6 a.m.-7 p.m. Monday-Friday, 7 a.m.-7 p.m. Saturday-Sunday
Few things can make you more immediately alert — and happy — than a shot of thick, liquid chocolate. At Cacao you can get your 2.5-ounce or 7-ounce wake-up call in three gorgeous flavors: milk chocolate with cinnamon, dark chocolate and "Special Spicy" — dark chocolate with coconut milk, paprika, cayenne and ginger. Can't choose? No problem, you can get a flight of all three. For those in a slightly less decadent mood, there's Cacao's regular hot chocolate (still among the richest in town) using 65 percent cacao or 72 percent cacao — your choice — as well as espresso drinks made with Caffe Vita coffee. If a mocha is too much, try the macchiato, a shot of espresso cut with an equal amount of dark hot chocolate.

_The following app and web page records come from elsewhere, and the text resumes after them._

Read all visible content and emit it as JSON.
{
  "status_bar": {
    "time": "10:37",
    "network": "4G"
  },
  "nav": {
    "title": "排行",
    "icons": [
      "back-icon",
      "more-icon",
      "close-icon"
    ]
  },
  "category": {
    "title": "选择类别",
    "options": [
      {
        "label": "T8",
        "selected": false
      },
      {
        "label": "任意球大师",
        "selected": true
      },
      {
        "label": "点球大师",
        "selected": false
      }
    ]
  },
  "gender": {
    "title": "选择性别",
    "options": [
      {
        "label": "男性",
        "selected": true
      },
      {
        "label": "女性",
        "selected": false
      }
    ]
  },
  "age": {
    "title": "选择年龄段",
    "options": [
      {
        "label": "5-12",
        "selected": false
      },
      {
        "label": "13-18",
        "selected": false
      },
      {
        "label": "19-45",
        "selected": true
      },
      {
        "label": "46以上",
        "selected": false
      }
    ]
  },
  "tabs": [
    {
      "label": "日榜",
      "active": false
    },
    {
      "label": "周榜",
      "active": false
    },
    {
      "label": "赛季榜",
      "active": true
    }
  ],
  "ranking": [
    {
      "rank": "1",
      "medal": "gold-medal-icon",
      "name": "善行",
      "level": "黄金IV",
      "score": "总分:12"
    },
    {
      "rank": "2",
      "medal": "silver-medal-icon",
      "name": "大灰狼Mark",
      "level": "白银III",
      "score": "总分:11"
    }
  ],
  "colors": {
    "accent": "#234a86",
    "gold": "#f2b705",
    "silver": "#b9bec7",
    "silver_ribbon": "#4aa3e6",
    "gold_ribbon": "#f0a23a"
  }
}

Sit down and connect your laptop (at the 13th Avenue location only) or continue your holiday shopping. The store has the best artisan chocolate bars and confections that Portland, and much of the world, has to offer. Not sure what something tastes like? The staff can help you sample just about anything. Before you go, purchase a handful of the Bequet salted caramels at the counter. They make a great on-the-go pick me up — and stocking stuffer. — JENNIFER COSSEY
West End: 414 S.W. 13th Ave., 503-241-0656; cacaodrinkchocolate.com
10 a.m.-8 p.m. Monday-Thursday, 10 a.m.-10 p.m. Friday-Saturday, 11 a.m.-6 p.m. Sunday
At The Heathman: 712 S.W. Salmon St., 503-274-9510; cacaodrinkchocolate.com
9 a.m.-8 p.m. Monday-Saturday, 10 a.m.-7 p.m. Sunday